● **GOAL OF THE EXERCISE**: Copy out all lines from the entries below in which "icon" occurs.

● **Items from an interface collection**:
####################

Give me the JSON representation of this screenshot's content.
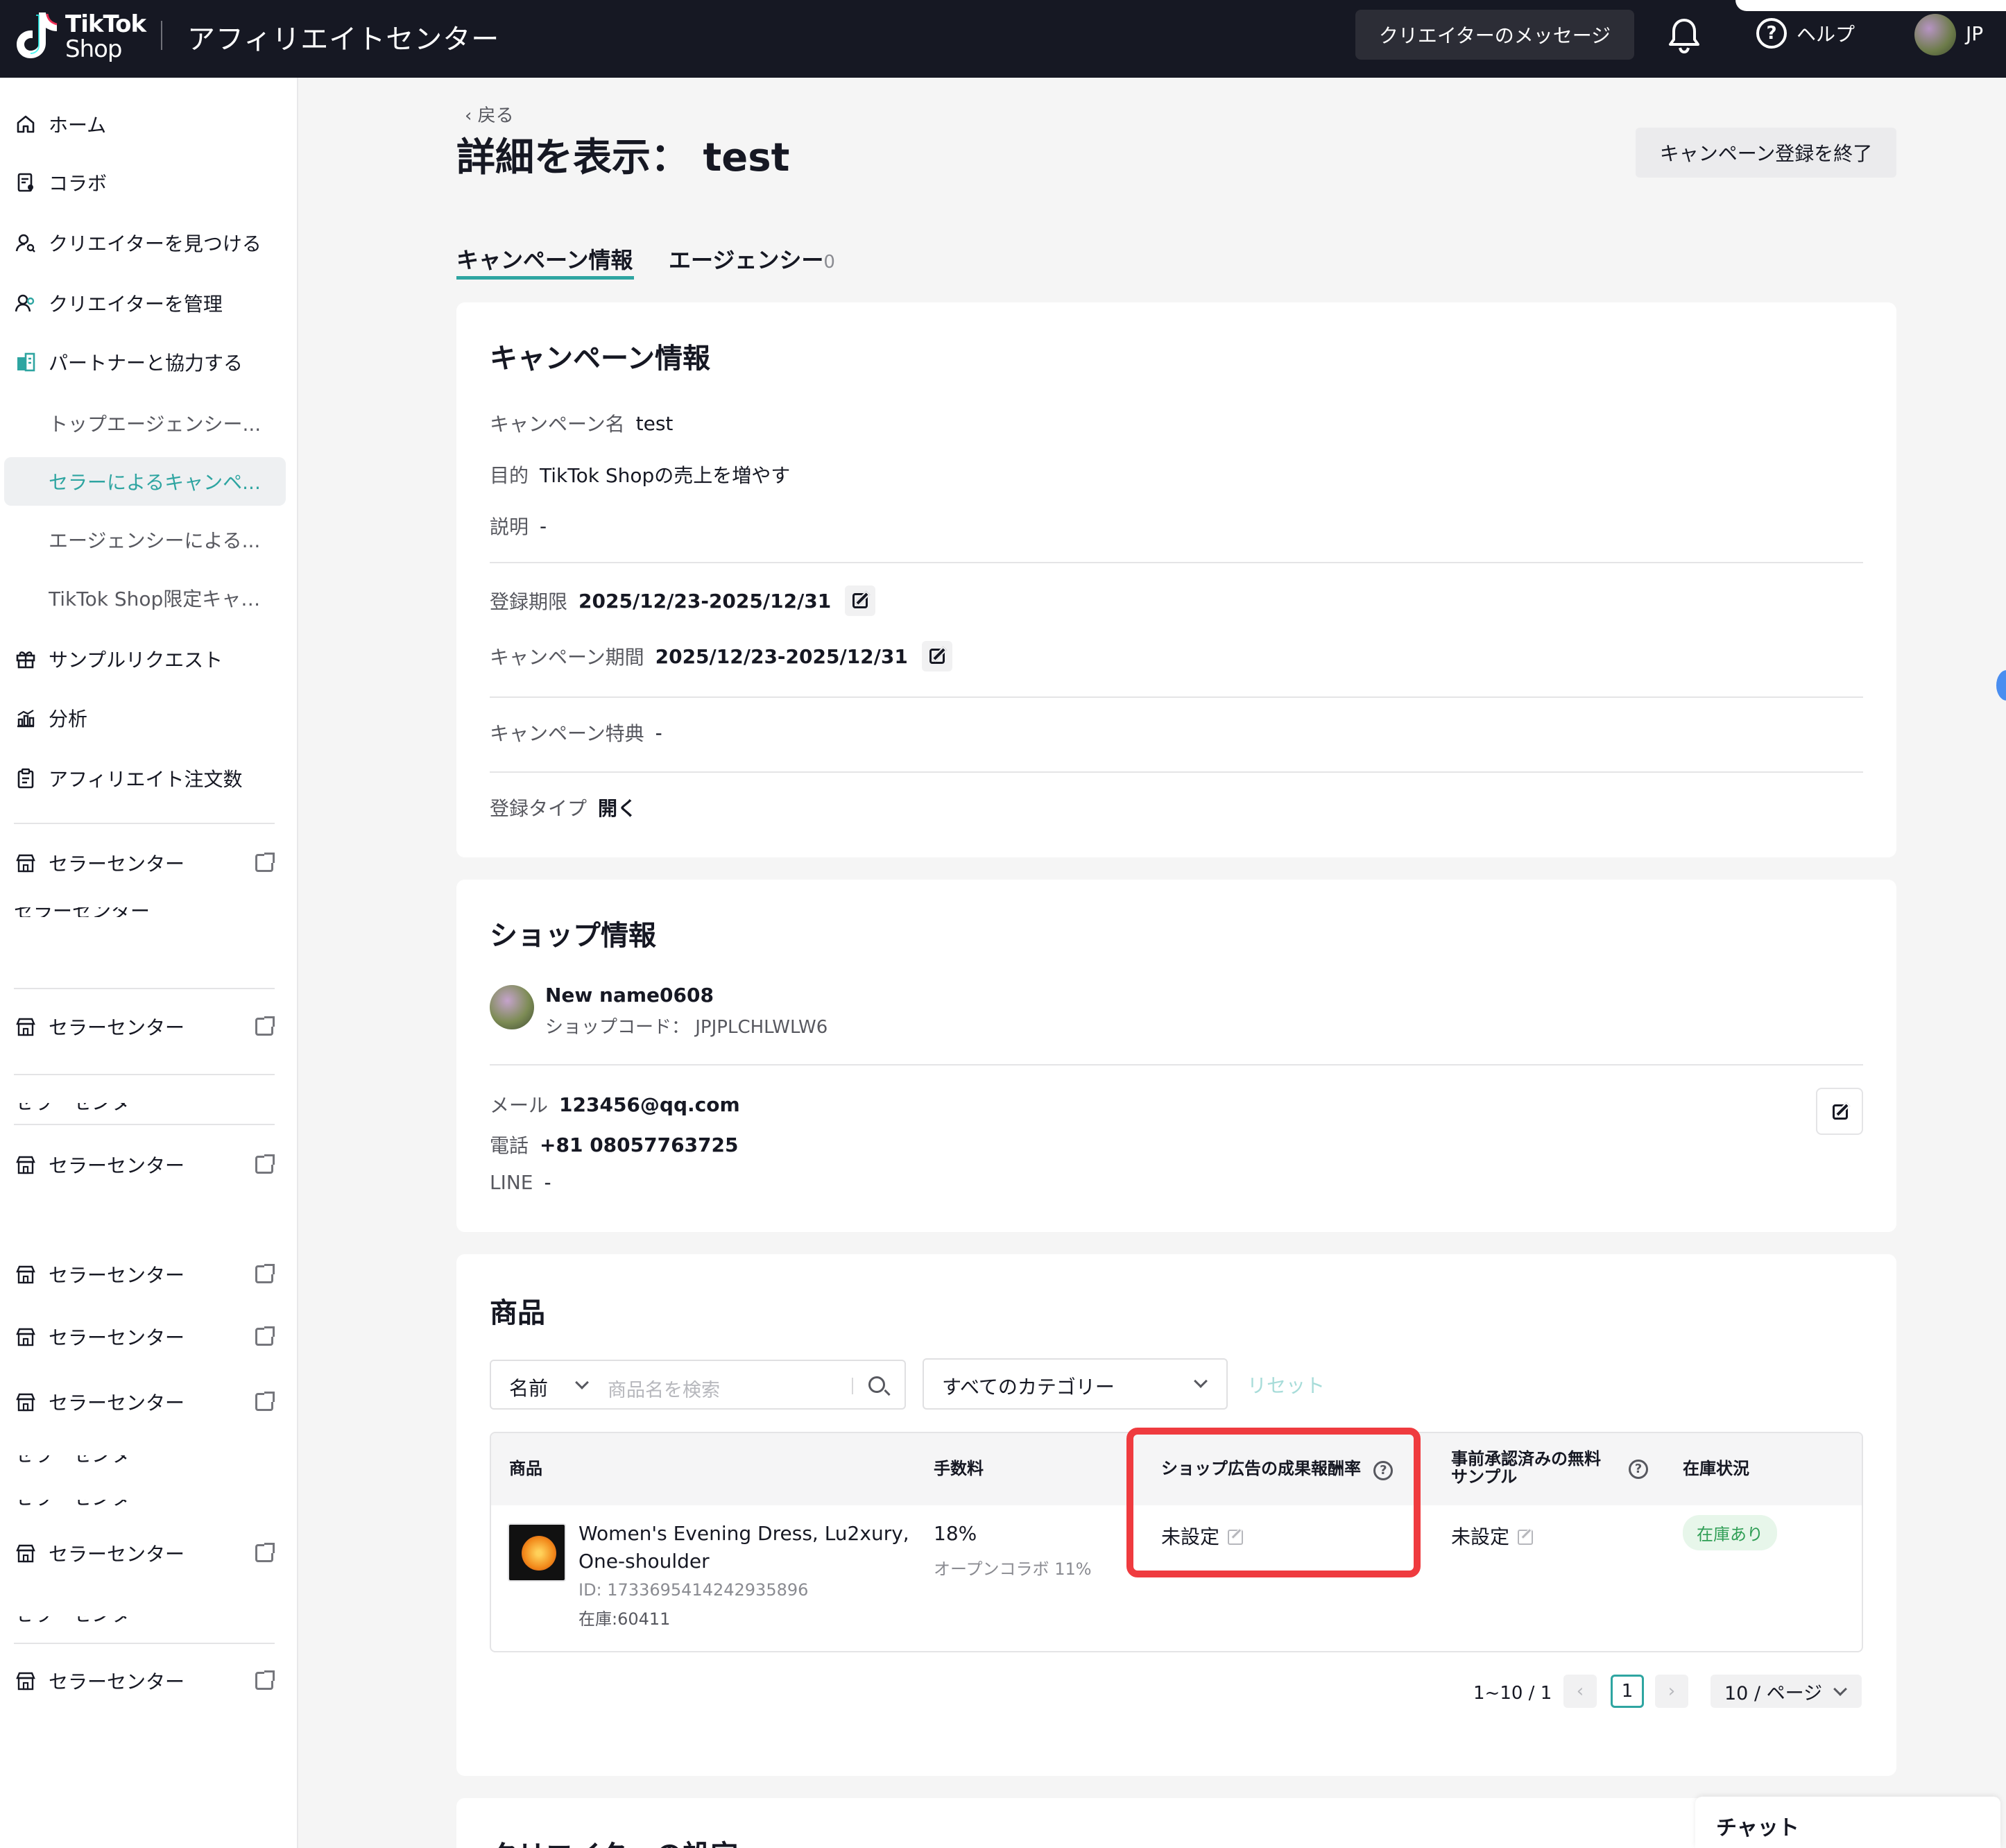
{
  "header": {
    "logo_line1": "TikTok",
    "logo_line2": "Shop",
    "app_title": "アフィリエイトセンター",
    "creator_messages": "クリエイターのメッセージ",
    "help": "ヘルプ",
    "region": "JP"
  },
  "sidebar": {
    "items": [
      {
        "label": "ホーム",
        "icon": "home-icon"
      },
      {
        "label": "コラボ",
        "icon": "collab-icon"
      },
      {
        "label": "クリエイターを見つける",
        "icon": "find-creator-icon"
      },
      {
        "label": "クリエイターを管理",
        "icon": "manage-creator-icon"
      },
      {
        "label": "パートナーと協力する",
        "icon": "partner-icon"
      },
      {
        "label": "トップエージェンシー..."
      },
      {
        "label": "セラーによるキャンペ..."
      },
      {
        "label": "エージェンシーによる..."
      },
      {
        "label": "TikTok Shop限定キャン..."
      },
      {
        "label": "サンプルリクエスト",
        "icon": "gift-icon"
      },
      {
        "label": "分析",
        "icon": "analytics-icon"
      },
      {
        "label": "アフィリエイト注文数",
        "icon": "clipboard-icon"
      }
    ],
    "seller_center": "セラーセンター",
    "seller_center_clipped": "セラーセンター"
  },
  "page": {
    "back": "戻る",
    "title": "詳細を表示：  test",
    "end_button": "キャンペーン登録を終了",
    "tabs": [
      {
        "label": "キャンペーン情報",
        "count": ""
      },
      {
        "label": "エージェンシー",
        "count": "0"
      }
    ]
  },
  "campaign": {
    "title": "キャンペーン情報",
    "name_label": "キャンペーン名",
    "name": "test",
    "purpose_label": "目的",
    "purpose": "TikTok Shopの売上を増やす",
    "desc_label": "説明",
    "desc": "-",
    "reg_period_label": "登録期限",
    "reg_period": "2025/12/23-2025/12/31",
    "camp_period_label": "キャンペーン期間",
    "camp_period": "2025/12/23-2025/12/31",
    "benefit_label": "キャンペーン特典",
    "benefit": "-",
    "reg_type_label": "登録タイプ",
    "reg_type": "開く"
  },
  "shop": {
    "title": "ショップ情報",
    "name": "New name0608",
    "code": "ショップコード：  JPJPLCHLWLW6",
    "mail_label": "メール",
    "mail": "123456@qq.com",
    "phone_label": "電話",
    "phone": "+81 08057763725",
    "line_label": "LINE",
    "line": "-"
  },
  "products": {
    "title": "商品",
    "search_field": "名前",
    "search_placeholder": "商品名を検索",
    "category": "すべてのカテゴリー",
    "reset": "リセット",
    "columns": [
      "商品",
      "手数料",
      "ショップ広告の成果報酬率",
      "事前承認済みの無料",
      "サンプル",
      "在庫状況"
    ],
    "rows": [
      {
        "name_line1": "Women's Evening Dress, Lu2xury,",
        "name_line2": "One-shoulder",
        "id": "ID: 1733695414242935896",
        "stock": "在庫:60411",
        "commission": "18%",
        "open_collab": "オープンコラボ 11%",
        "ad_rate": "未設定",
        "free_sample": "未設定",
        "status": "在庫あり"
      }
    ],
    "pagination": {
      "info": "1~10 / 1",
      "current": "1",
      "page_size": "10 / ページ"
    }
  },
  "next_section_title": "クリエイターの設定",
  "chat": "チャット",
  "colors": {
    "accent": "#2ea5a1",
    "topbar": "#161823",
    "highlight": "#ef3b3f",
    "instock": "#2f9e55"
  }
}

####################

● **REPLY**:
        "icon": "home-icon"
        "icon": "collab-icon"
        "icon": "find-creator-icon"
        "icon": "manage-creator-icon"
        "icon": "partner-icon"
        "icon": "gift-icon"
        "icon": "analytics-icon"
        "icon": "clipboard-icon"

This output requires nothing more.